So, the rule is for emojis that 1) the name can’t begin or end in a ZWJ, 2) no consecutive ZWJ and, 3) no alternating ZWJs with one character in between them. I think those rules restrict emoji domains to only legitimate ones. Unsure if this is useful…

EDIT: Rule 3 is inaccurate, there are many single glyph emojis that are 3 or 4 emojis combined and do use every other character as a ZWJ. So strike rule 3

1 Like

In ens-normalize.js, ZWJ are only allowed inside whitelisted UTS-51 emoji sequences and inside ContextJ which permit it between or following a few characters.

Technically, UTS-51 allows arbitrary-length sequences of ZWJ, but many of those do not correspond to a single glyph and indistinguishable, which is why a whitelist is required.

For example, 💩‍💩.eth = 1F4A9 200D 1F4A9 fits your rules and is valid UTS-51 but invalid in ens-normalize.js

Another example would be 😵‍💫😵‍💫😵‍💫.eth vs 😵💫😵💫😵💫.eth which can only be distinguished by ZWJ placement.

I would consider the ZWJ inside emoji solved, although I’m open to ZWJ sequence recommendations (Unsupported Set from Emojipedia), eg. Microsoft supports a much wider set of family permutations.

The 3 ContextJ allowances are here but I never received any input whether it was worth the extra complexity.

I believe most libraries that are currently in-use allow both ZWJs anywhere, as they are permitted in IDNA 2008 (typically under the assumption that ContextJ is active). They’re actually disallowed in IDNA 2003 (they are deviations) but were permitted to enable complex emoji.

The two lists I’m using are:

1 Like

It looks like ENS will have to whitelist new emoijs when they come out, I’m wondering if ENS will end up actioning them off (outside of the normal way) as it seems like the only type of whitelist where new characters are coming out that are widely used and universally recognized (emojis = pictographs).

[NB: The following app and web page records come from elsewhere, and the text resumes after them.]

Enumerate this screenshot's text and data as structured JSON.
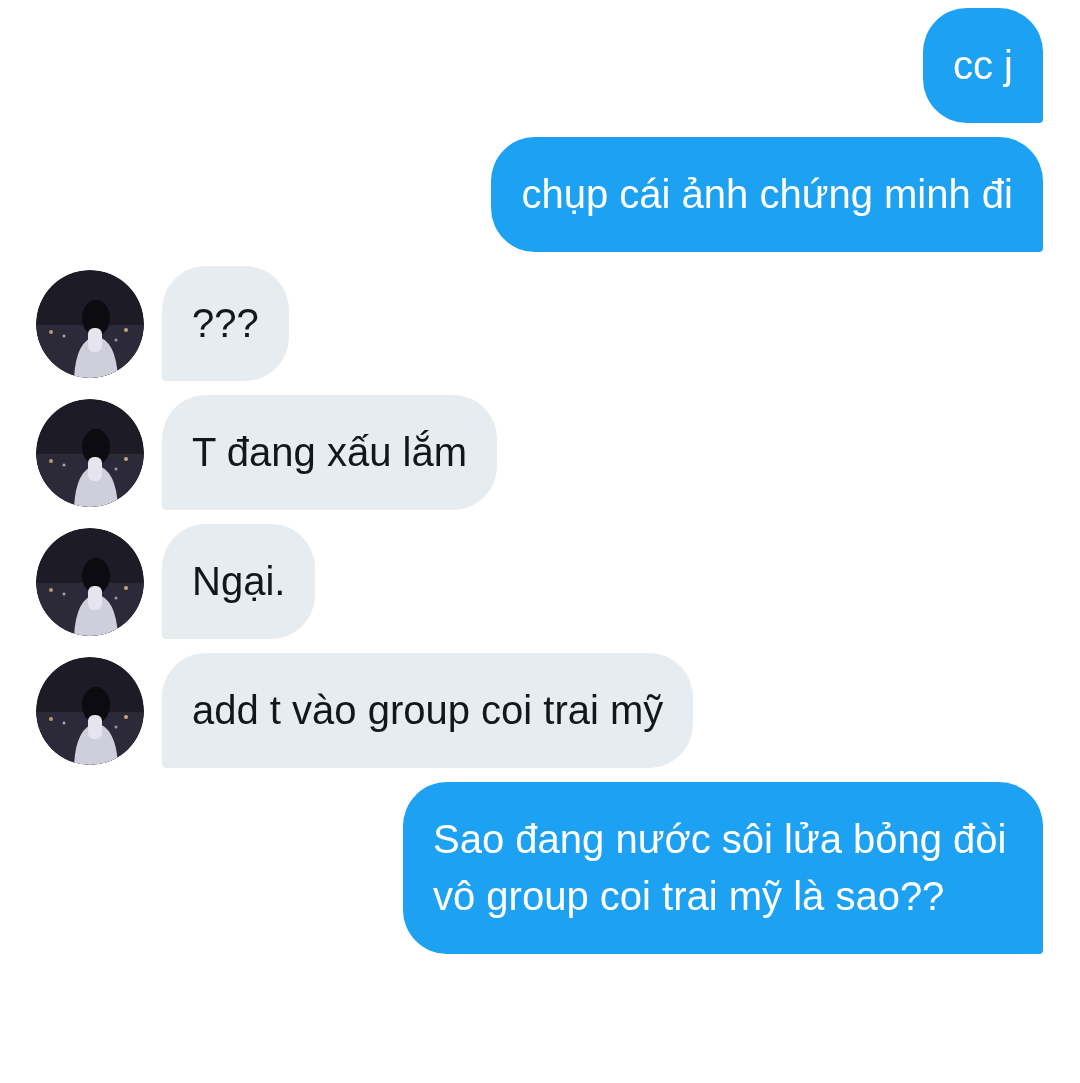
{
  "messages": [
    {
      "kind": "sent",
      "text": "cc j"
    },
    {
      "kind": "sent",
      "text": "chụp cái ảnh chứng minh đi"
    },
    {
      "kind": "received",
      "text": "???"
    },
    {
      "kind": "received",
      "text": "T đang xấu lắm"
    },
    {
      "kind": "received",
      "text": "Ngại."
    },
    {
      "kind": "received",
      "text": "add t vào group coi trai mỹ"
    },
    {
      "kind": "sent",
      "text": "Sao đang nước sôi lửa bỏng đòi vô group coi trai mỹ là sao??"
    }
  ]
}
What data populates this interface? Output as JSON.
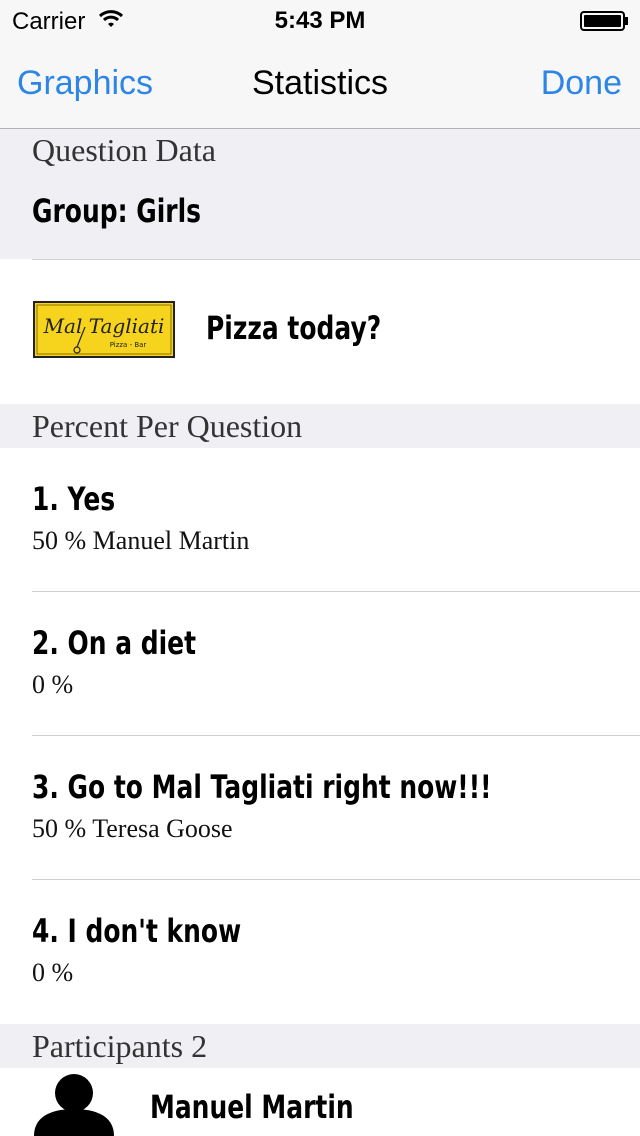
{
  "status": {
    "carrier": "Carrier",
    "time": "5:43 PM"
  },
  "nav": {
    "left": "Graphics",
    "title": "Statistics",
    "right": "Done"
  },
  "question_data": {
    "header": "Question Data",
    "group": "Group: Girls",
    "question": "Pizza today?",
    "logo_text": "Mal Tagliati",
    "logo_subtext": "Pizza - Bar"
  },
  "percent": {
    "header": "Percent Per Question",
    "items": [
      {
        "title": "1. Yes",
        "detail": "50 % Manuel Martin"
      },
      {
        "title": "2. On a diet",
        "detail": "0 %"
      },
      {
        "title": "3. Go to Mal Tagliati right now!!!",
        "detail": "50 % Teresa Goose"
      },
      {
        "title": "4. I don't know",
        "detail": "0 %"
      }
    ]
  },
  "participants": {
    "header": "Participants 2",
    "items": [
      {
        "name": "Manuel Martin"
      }
    ]
  },
  "colors": {
    "accent": "#2d86e6",
    "section_bg": "#efeff4",
    "logo_yellow": "#f6d31c"
  },
  "icons": {
    "wifi": "wifi-icon",
    "battery": "battery-icon",
    "avatar": "person-silhouette-icon"
  }
}
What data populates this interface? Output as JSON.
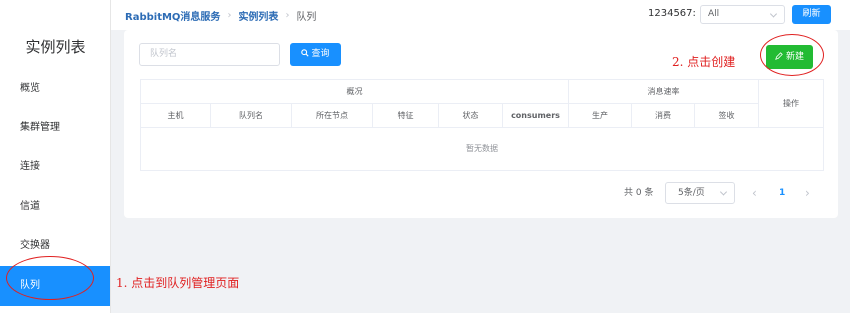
{
  "sidebar": {
    "title": "实例列表",
    "items": [
      {
        "label": "概览"
      },
      {
        "label": "集群管理"
      },
      {
        "label": "连接"
      },
      {
        "label": "信道"
      },
      {
        "label": "交换器"
      },
      {
        "label": "队列"
      }
    ]
  },
  "header": {
    "breadcrumb": [
      "RabbitMQ消息服务",
      "实例列表",
      "队列"
    ],
    "instance_label": "1234567:",
    "instance_select": "All",
    "refresh_label": "刷新"
  },
  "toolbar": {
    "search_placeholder": "队列名",
    "query_label": "查询",
    "create_label": "新建"
  },
  "table": {
    "groups": [
      "概况",
      "消息速率",
      "操作"
    ],
    "columns": [
      "主机",
      "队列名",
      "所在节点",
      "特征",
      "状态",
      "consumers",
      "生产",
      "消费",
      "签收"
    ],
    "empty_text": "暂无数据"
  },
  "pagination": {
    "total": "共 0 条",
    "page_size": "5条/页",
    "current_page": "1",
    "prev": "‹",
    "next": "›"
  },
  "annotations": {
    "step1": "1. 点击到队列管理页面",
    "step2": "2. 点击创建"
  },
  "colors": {
    "primary": "#1890ff",
    "create": "#22bb33",
    "annotation": "#e02020"
  }
}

Thanks for sharing those links

Is there a key to the meaning of the colors here? There are a few green ones I wouldn’t expect to be allowed (such as quotation marks) and many red ones that seem harmless.

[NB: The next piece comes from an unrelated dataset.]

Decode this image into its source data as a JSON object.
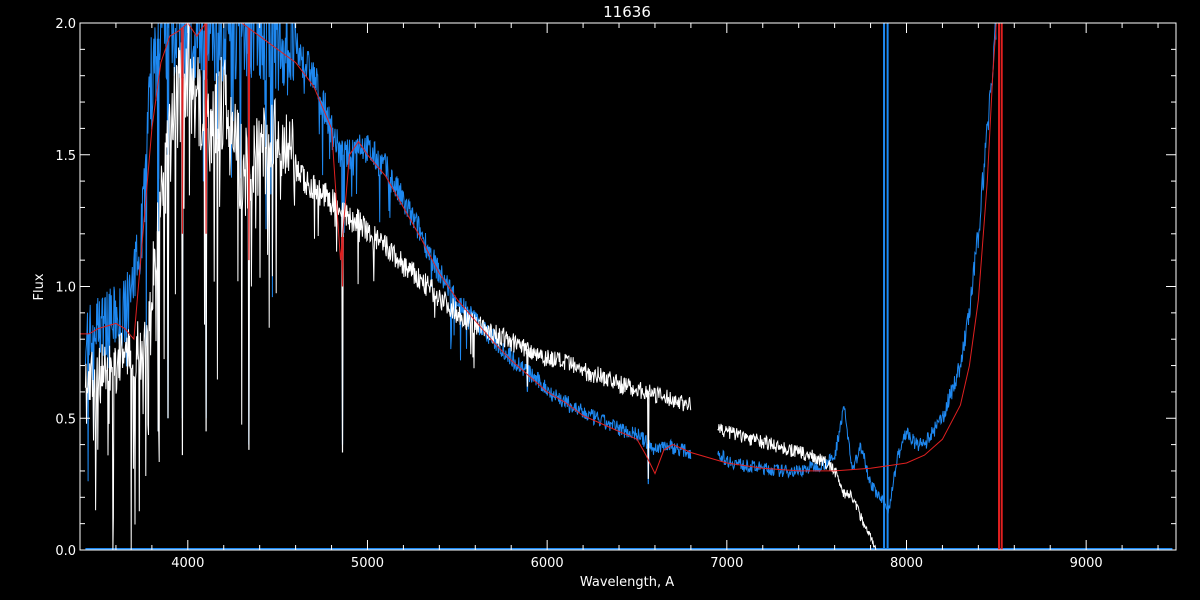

This is the approach Chrome takes for IDNA domains, described here: Internationalized Domain Names (IDN) in Google Chrome

This seems reasonable, as long as we can ensure we don’t deploy a version that will cause legitimate existing names to stop resolving.

As it stands, we can’t prohibit registration of domains, only make them unresolvable - so we couldn’t auction them off. This would change if raffy succeeds in making an EVM implementation of his algorithm.

1 Like

I wanted to avoid this situation but there’s no algorithmic solution that prevents malicious use. Personally, I was really disappointed in how Unicode handled emoji. Even the choice of reusing ZWJ, rather than have a separate visible character that goes invisible when supported, was an enormous UX mistake.

I decorated it using the IDNA 2008 rules. I’ll add a key, it’s the same coloring I’m using everywhere: green=valid, purple=mapped, red=invalid, gray=ignored, black=special.

1 Like

Are you saying prohibiting the registration of scam names would change/be possible, or that it would change that ENS would auction off new emoji domains when they come out?

BTW @raffy I remember seeing emojis used in smart contracts and in token names when looking on etherscan. Would this make it easier for the whitelist or does it make it simpler to write?

EDIT: fwiw contract development - Can I use an emoji as part of a string in Solidity? - Ethereum Stack Exchange